• **EXERCISE AIM**: Each line of the records must appear in your answer exactly, with no pictures.

• **Web page and app entries**:
◇ ◇ ◇ ◇ ◇ ◇ ◇

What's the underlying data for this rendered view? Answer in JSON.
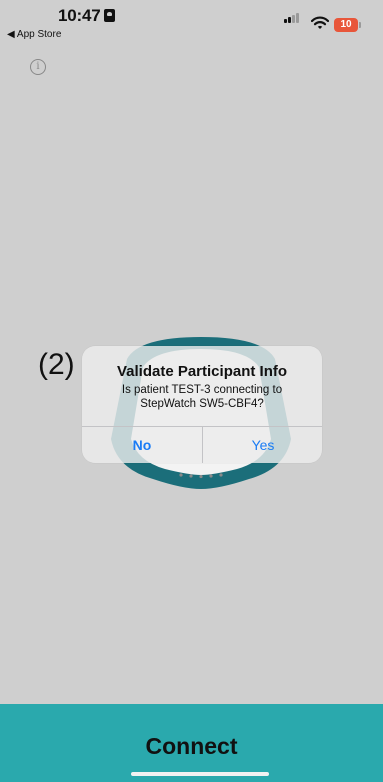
{
  "status_bar": {
    "time": "10:47",
    "back_label": "◀ App Store",
    "battery_level": "10",
    "battery_color": "#e8563a"
  },
  "info_icon": "info-icon",
  "step_label": "(2)",
  "alert": {
    "title": "Validate Participant Info",
    "message_line1": "Is patient TEST-3 connecting to",
    "message_line2": "StepWatch SW5-CBF4?",
    "no_label": "No",
    "yes_label": "Yes",
    "button_color": "#1a7cf5"
  },
  "connect_button": {
    "label": "Connect",
    "color": "#2aa9ad"
  }
}
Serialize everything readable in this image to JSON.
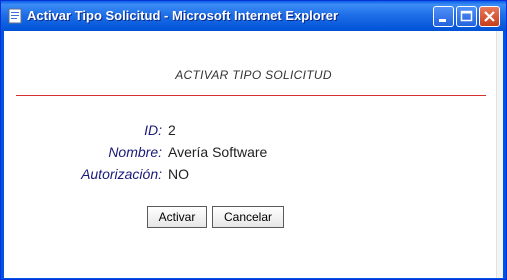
{
  "window": {
    "title": "Activar Tipo Solicitud - Microsoft Internet Explorer"
  },
  "content": {
    "heading": "ACTIVAR TIPO SOLICITUD",
    "fields": [
      {
        "label": "ID:",
        "value": "2"
      },
      {
        "label": "Nombre:",
        "value": "Avería Software"
      },
      {
        "label": "Autorización:",
        "value": "NO"
      }
    ],
    "buttons": {
      "activar": "Activar",
      "cancelar": "Cancelar"
    }
  },
  "icons": [
    "ie-page-icon",
    "minimize-icon",
    "maximize-icon",
    "close-icon"
  ],
  "colors": {
    "titlebar": "#0054e3",
    "rule": "#d43030",
    "label": "#1a1a7a"
  }
}
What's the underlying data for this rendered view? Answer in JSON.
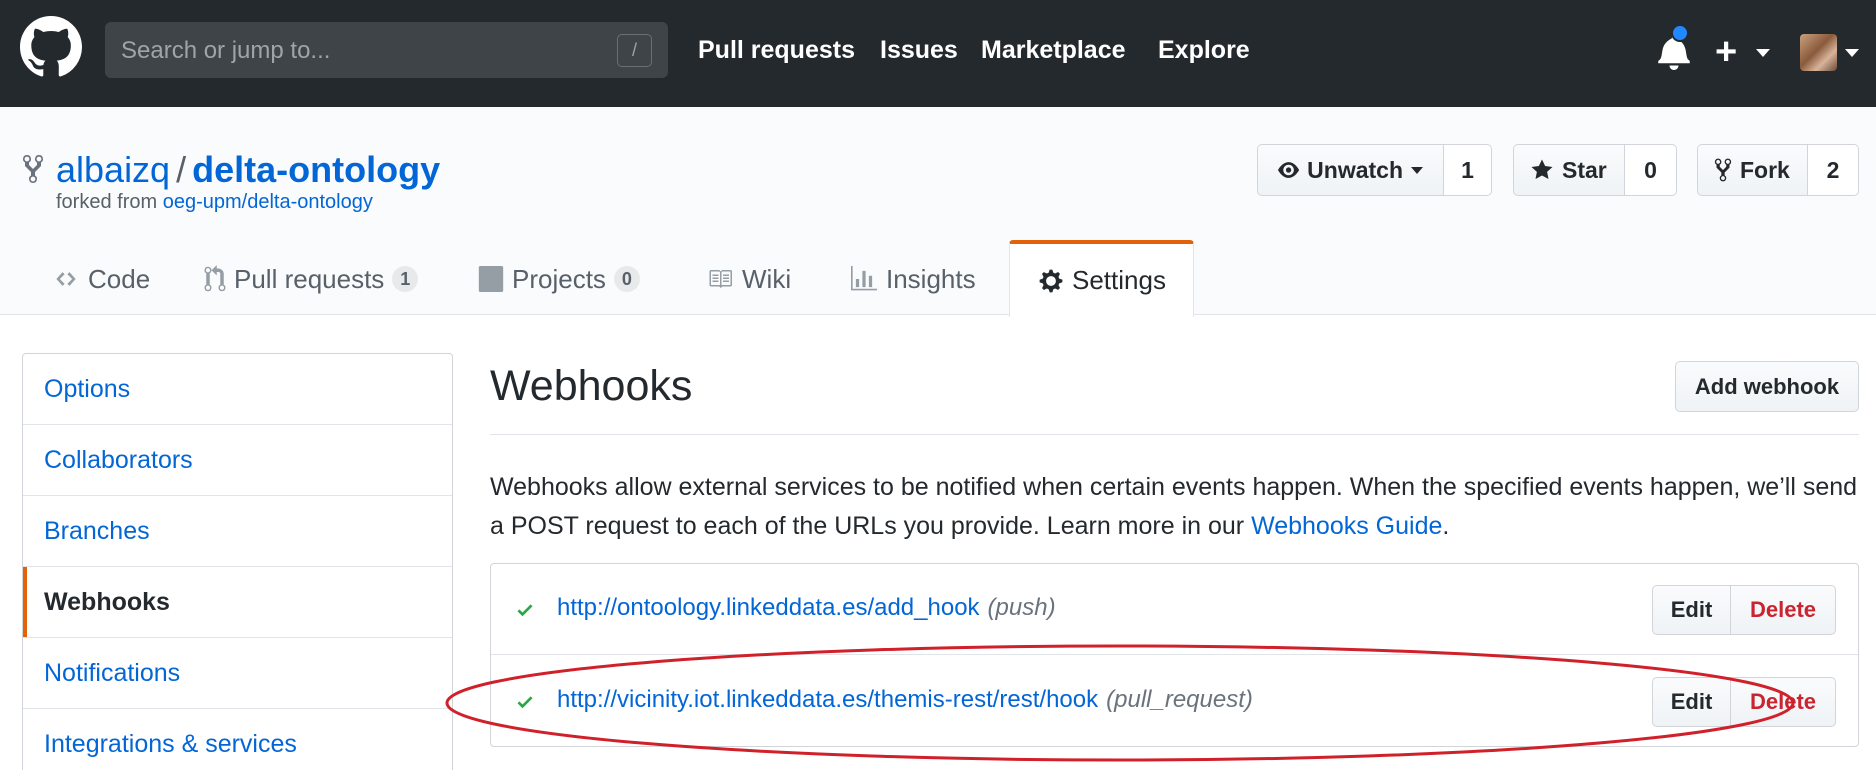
{
  "header": {
    "search_placeholder": "Search or jump to...",
    "search_shortcut": "/",
    "nav": [
      "Pull requests",
      "Issues",
      "Marketplace",
      "Explore"
    ],
    "plus_label": "+",
    "notification_dot_color": "#2188ff"
  },
  "repo": {
    "owner": "albaizq",
    "separator": "/",
    "name": "delta-ontology",
    "forked_prefix": "forked from",
    "forked_source": "oeg-upm/delta-ontology",
    "unwatch_label": "Unwatch",
    "watch_count": "1",
    "star_label": "Star",
    "star_count": "0",
    "fork_label": "Fork",
    "fork_count": "2"
  },
  "tabs": {
    "code": "Code",
    "pull_requests": "Pull requests",
    "pull_requests_count": "1",
    "projects": "Projects",
    "projects_count": "0",
    "wiki": "Wiki",
    "insights": "Insights",
    "settings": "Settings",
    "selected_accent": "#e36209"
  },
  "sidebar": {
    "items": [
      "Options",
      "Collaborators",
      "Branches",
      "Webhooks",
      "Notifications",
      "Integrations & services"
    ],
    "selected": "Webhooks"
  },
  "main": {
    "title": "Webhooks",
    "add_button": "Add webhook",
    "description_text": "Webhooks allow external services to be notified when certain events happen. When the specified events happen, we’ll send a POST request to each of the URLs you provide. Learn more in our ",
    "description_link": "Webhooks Guide",
    "description_end": ".",
    "hooks": [
      {
        "url": "http://ontoology.linkeddata.es/add_hook",
        "event": "(push)",
        "status": "active"
      },
      {
        "url": "http://vicinity.iot.linkeddata.es/themis-rest/rest/hook",
        "event": "(pull_request)",
        "status": "active"
      }
    ],
    "edit_label": "Edit",
    "delete_label": "Delete",
    "annotation_color": "#d0202a"
  }
}
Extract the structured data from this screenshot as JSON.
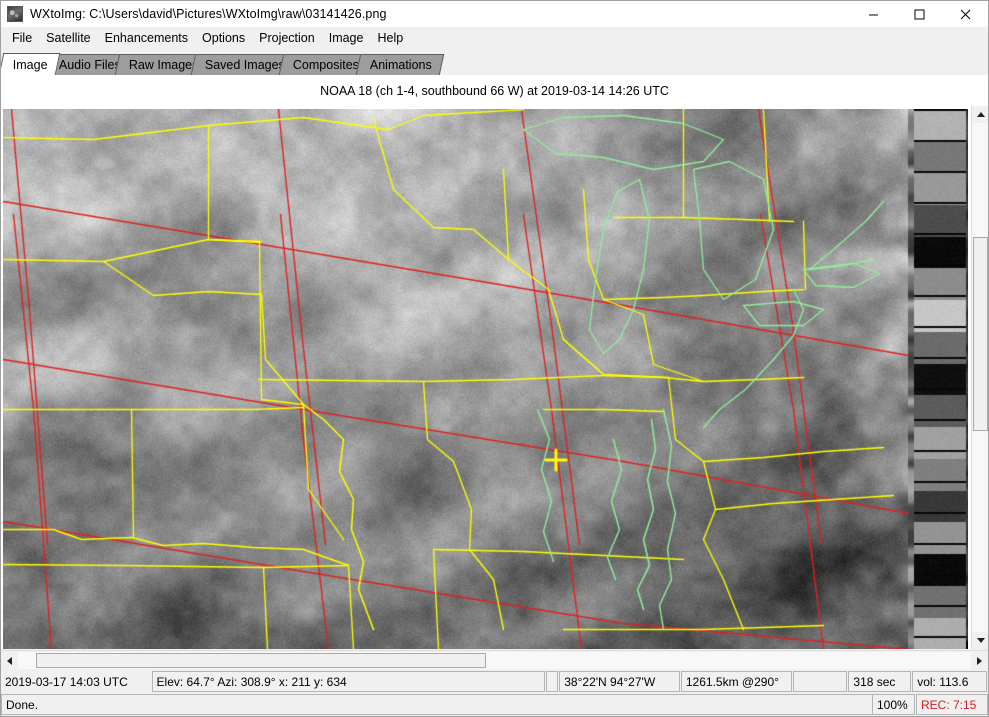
{
  "window": {
    "title": "WXtoImg: C:\\Users\\david\\Pictures\\WXtoImg\\raw\\03141426.png",
    "icon": "app-thumbnail-icon",
    "controls": {
      "minimize": "minimize-icon",
      "maximize": "maximize-icon",
      "close": "close-icon"
    }
  },
  "menubar": {
    "items": [
      {
        "label": "File"
      },
      {
        "label": "Satellite"
      },
      {
        "label": "Enhancements"
      },
      {
        "label": "Options"
      },
      {
        "label": "Projection"
      },
      {
        "label": "Image"
      },
      {
        "label": "Help"
      }
    ]
  },
  "tabs": {
    "active_index": 0,
    "items": [
      {
        "label": "Image"
      },
      {
        "label": "Audio Files"
      },
      {
        "label": "Raw Images"
      },
      {
        "label": "Saved Images"
      },
      {
        "label": "Composites"
      },
      {
        "label": "Animations"
      }
    ]
  },
  "caption": {
    "text": "NOAA 18 (ch 1-4, southbound 66 W) at 2019-03-14  14:26 UTC"
  },
  "image_view": {
    "description": "NOAA APT greyscale satellite image of the central and eastern United States with yellow political borders, green coastlines and lake outlines, red latitude/longitude gridlines, a yellow crosshair marker, and a greyscale telemetry calibration wedge along the right edge",
    "marker": "crosshair-marker",
    "overlay_colors": {
      "borders": "#ffff00",
      "coastline": "#90ee9a",
      "gridlines": "#dd2222",
      "marker": "#ffff00"
    }
  },
  "scrollbars": {
    "vertical": {
      "up": "scroll-up-icon",
      "down": "scroll-down-icon"
    },
    "horizontal": {
      "left": "scroll-left-icon",
      "right": "scroll-right-icon"
    }
  },
  "status_row_1": {
    "timestamp": "2019-03-17  14:03 UTC",
    "telemetry": "Elev: 64.7°  Azi: 308.9°  x: 211  y: 634",
    "blank1": "",
    "coordinates": "38°22'N 94°27'W",
    "range": "1261.5km @290°",
    "blank2": "",
    "duration": "318 sec",
    "volume": "vol: 113.6"
  },
  "status_row_2": {
    "message": "Done.",
    "blank1": "",
    "blank2": "",
    "zoom": "100%",
    "recording": "REC: 7:15"
  }
}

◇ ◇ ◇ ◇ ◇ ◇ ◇

• **ANSWER**:
What's the underlying data for this rendered view? Answer in JSON.
{
  "status_bar": {
    "time": "10:47",
    "back_label": "◀ App Store",
    "battery_level": "10",
    "battery_color": "#e8563a"
  },
  "info_icon": "info-icon",
  "step_label": "(2)",
  "alert": {
    "title": "Validate Participant Info",
    "message_line1": "Is patient TEST-3 connecting to",
    "message_line2": "StepWatch SW5-CBF4?",
    "no_label": "No",
    "yes_label": "Yes",
    "button_color": "#1a7cf5"
  },
  "connect_button": {
    "label": "Connect",
    "color": "#2aa9ad"
  }
}
Serialize everything readable in this image to JSON.
{
  "window": {
    "title": "Activar Tipo Solicitud - Microsoft Internet Explorer"
  },
  "content": {
    "heading": "ACTIVAR TIPO SOLICITUD",
    "fields": [
      {
        "label": "ID:",
        "value": "2"
      },
      {
        "label": "Nombre:",
        "value": "Avería Software"
      },
      {
        "label": "Autorización:",
        "value": "NO"
      }
    ],
    "buttons": {
      "activar": "Activar",
      "cancelar": "Cancelar"
    }
  },
  "icons": [
    "ie-page-icon",
    "minimize-icon",
    "maximize-icon",
    "close-icon"
  ],
  "colors": {
    "titlebar": "#0054e3",
    "rule": "#d43030",
    "label": "#1a1a7a"
  }
}
What's the underlying data for this rendered view? Answer in JSON.
{
  "header": {
    "search_placeholder": "Search or jump to...",
    "search_shortcut": "/",
    "nav": [
      "Pull requests",
      "Issues",
      "Marketplace",
      "Explore"
    ],
    "plus_label": "+",
    "notification_dot_color": "#2188ff"
  },
  "repo": {
    "owner": "albaizq",
    "separator": "/",
    "name": "delta-ontology",
    "forked_prefix": "forked from",
    "forked_source": "oeg-upm/delta-ontology",
    "unwatch_label": "Unwatch",
    "watch_count": "1",
    "star_label": "Star",
    "star_count": "0",
    "fork_label": "Fork",
    "fork_count": "2"
  },
  "tabs": {
    "code": "Code",
    "pull_requests": "Pull requests",
    "pull_requests_count": "1",
    "projects": "Projects",
    "projects_count": "0",
    "wiki": "Wiki",
    "insights": "Insights",
    "settings": "Settings",
    "selected_accent": "#e36209"
  },
  "sidebar": {
    "items": [
      "Options",
      "Collaborators",
      "Branches",
      "Webhooks",
      "Notifications",
      "Integrations & services"
    ],
    "selected": "Webhooks"
  },
  "main": {
    "title": "Webhooks",
    "add_button": "Add webhook",
    "description_text": "Webhooks allow external services to be notified when certain events happen. When the specified events happen, we’ll send a POST request to each of the URLs you provide. Learn more in our ",
    "description_link": "Webhooks Guide",
    "description_end": ".",
    "hooks": [
      {
        "url": "http://ontoology.linkeddata.es/add_hook",
        "event": "(push)",
        "status": "active"
      },
      {
        "url": "http://vicinity.iot.linkeddata.es/themis-rest/rest/hook",
        "event": "(pull_request)",
        "status": "active"
      }
    ],
    "edit_label": "Edit",
    "delete_label": "Delete",
    "annotation_color": "#d0202a"
  }
}
Extract the structured data from this screenshot as JSON.
{
  "window": {
    "title": "WXtoImg: C:\\Users\\david\\Pictures\\WXtoImg\\raw\\03141426.png",
    "icon": "app-thumbnail-icon",
    "controls": {
      "minimize": "minimize-icon",
      "maximize": "maximize-icon",
      "close": "close-icon"
    }
  },
  "menubar": {
    "items": [
      {
        "label": "File"
      },
      {
        "label": "Satellite"
      },
      {
        "label": "Enhancements"
      },
      {
        "label": "Options"
      },
      {
        "label": "Projection"
      },
      {
        "label": "Image"
      },
      {
        "label": "Help"
      }
    ]
  },
  "tabs": {
    "active_index": 0,
    "items": [
      {
        "label": "Image"
      },
      {
        "label": "Audio Files"
      },
      {
        "label": "Raw Images"
      },
      {
        "label": "Saved Images"
      },
      {
        "label": "Composites"
      },
      {
        "label": "Animations"
      }
    ]
  },
  "caption": {
    "text": "NOAA 18 (ch 1-4, southbound 66 W) at 2019-03-14  14:26 UTC"
  },
  "image_view": {
    "description": "NOAA APT greyscale satellite image of the central and eastern United States with yellow political borders, green coastlines and lake outlines, red latitude/longitude gridlines, a yellow crosshair marker, and a greyscale telemetry calibration wedge along the right edge",
    "marker": "crosshair-marker",
    "overlay_colors": {
      "borders": "#ffff00",
      "coastline": "#90ee9a",
      "gridlines": "#dd2222",
      "marker": "#ffff00"
    }
  },
  "scrollbars": {
    "vertical": {
      "up": "scroll-up-icon",
      "down": "scroll-down-icon"
    },
    "horizontal": {
      "left": "scroll-left-icon",
      "right": "scroll-right-icon"
    }
  },
  "status_row_1": {
    "timestamp": "2019-03-17  14:03 UTC",
    "telemetry": "Elev: 64.7°  Azi: 308.9°  x: 211  y: 634",
    "blank1": "",
    "coordinates": "38°22'N 94°27'W",
    "range": "1261.5km @290°",
    "blank2": "",
    "duration": "318 sec",
    "volume": "vol: 113.6"
  },
  "status_row_2": {
    "message": "Done.",
    "blank1": "",
    "blank2": "",
    "zoom": "100%",
    "recording": "REC: 7:15"
  }
}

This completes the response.